If all you have is a hammer, everything will eventually start looking like a nail. This is generally known as Maslow’s hammer and refers to the fact that you use the tools you know to solve any problem, regardless if that’s what the problem actually needs. With that said, I frequently need a way to visualize the load distribution of scheduled jobs over a day or week, but I could never be bothered to set up a web server, learn a procedural programming language or build custom visualizations in PowerBI.
So here’s how to do that without leaving Management Studio.
Click through for discussion and link to the code.
The first two parts of this series addressed the general approach that I use in an SSIS script task to discover and alert on missed SQL Agent jobs. With apologies for the delay in producing this final post in the series, here I bring these approaches together and present the complete package.

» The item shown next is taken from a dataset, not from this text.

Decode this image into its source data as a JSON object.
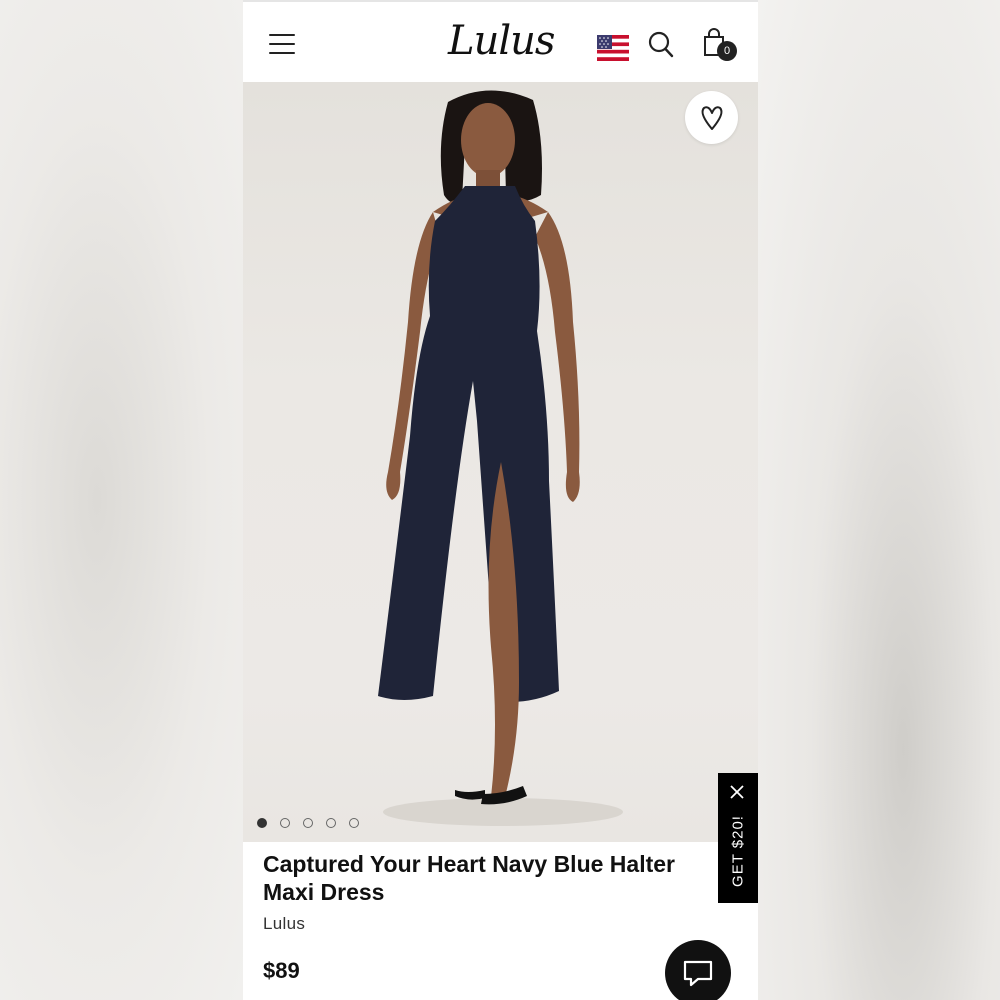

To create the SSIS, start with an empty SSIS package and add a data flow task. In the task, add the following transformations.
Regardless of how you do it, knowing when jobs fail is important enough to build some infrastructure around answering this question.
The first job took 15 hours 41 minutes 53 seconds, the second 1 minute 25 seconds, the third 21 seconds. This makes it quite tricky to calculate the duration in a suitable datatype. In T-SQL people use scripts like the following from MSSQLTips.com
((run_duration/10000*3600 + (run_duration/100)%100*60 + run_duration%100 + 31 ) / 60) as ‘RunDurationMinutes’
I wish that some version of SQL Server would fix this “clever” duration. We’ve had the time datatype since 2008; at least add a new column with run duration as a time value if you’re that concerned with backwards compatibility.
I’ve always found fork bombs funny because of their elegant simplicity, so I figured, why not build one in SQL Server?
In order to do it, I needed a way to spawn a self-replicating asynchronous process, so I built:
A stored procedure
That creates an Agent job
That runs the stored procedure
I didn’t think it was possible. I certainly didn’t think it would take a half-dozen lines of code.
Fortunately, I had set up a SQL Agent Alert for errors with Severity Level 17, which emailed me and several coworkers to alert us to the problem. But this was unfortunate too. Every one of those alert occurrences sent an email. Sure, it’s nice to know when there’s a problem, but a thousand or more emails is most certainly overkill. After addressing the transaction log issue, the alert emails kept coming. This query told me there were still a few thousand unsent emails:
Getting a message that something is down is important. Getting several thousand messages is counterproductive.
The other day I was asked How to notify multiple operators using database mail for failed jobs and a different operators for successes.
First I looked at the operator email addresses field firstname.lastname@example.org;email@example.com….etc is not helping as there is a limit on the characters in the email name entry of operator and we still have the problem we need different groups for success and failures.
It makes perfect sense, but is non-trivial. I like it.
There are three tokens within the T-SQL (highlighted in yellow above): A-MSG, DATE, and TIME. SQL server replaces these three tokens as follows:
- A-MSG: Message text. If the job is run by an alert, the message text value automatically replaces this token in the job step.
- DATE: Current date (in YYYYMMDD format).
- TIME: Current time (in HHMMSS format).
See the MSDN documentation for a list of tokens and their descriptions.
This is a great way of being smarter with alerts. Your SQL Server instance has a lot of information at the ready, so get familiar with what’s up for offer.
There are purposes for credentials other than a proxy, but for our purposes you are just going to enter an AD username and password. Just to be even more clear, this is an AD/Windows user. Not a sql server login.
In Object Explorer: ServerName -> Security -> Right click on Credentials and select New Credential -> Fill in the Name, Identity and Password fields.
Kenneth’s getting fancy with animated GIFs, and gives us a good walkthrough of this aspect of SQL Agent security.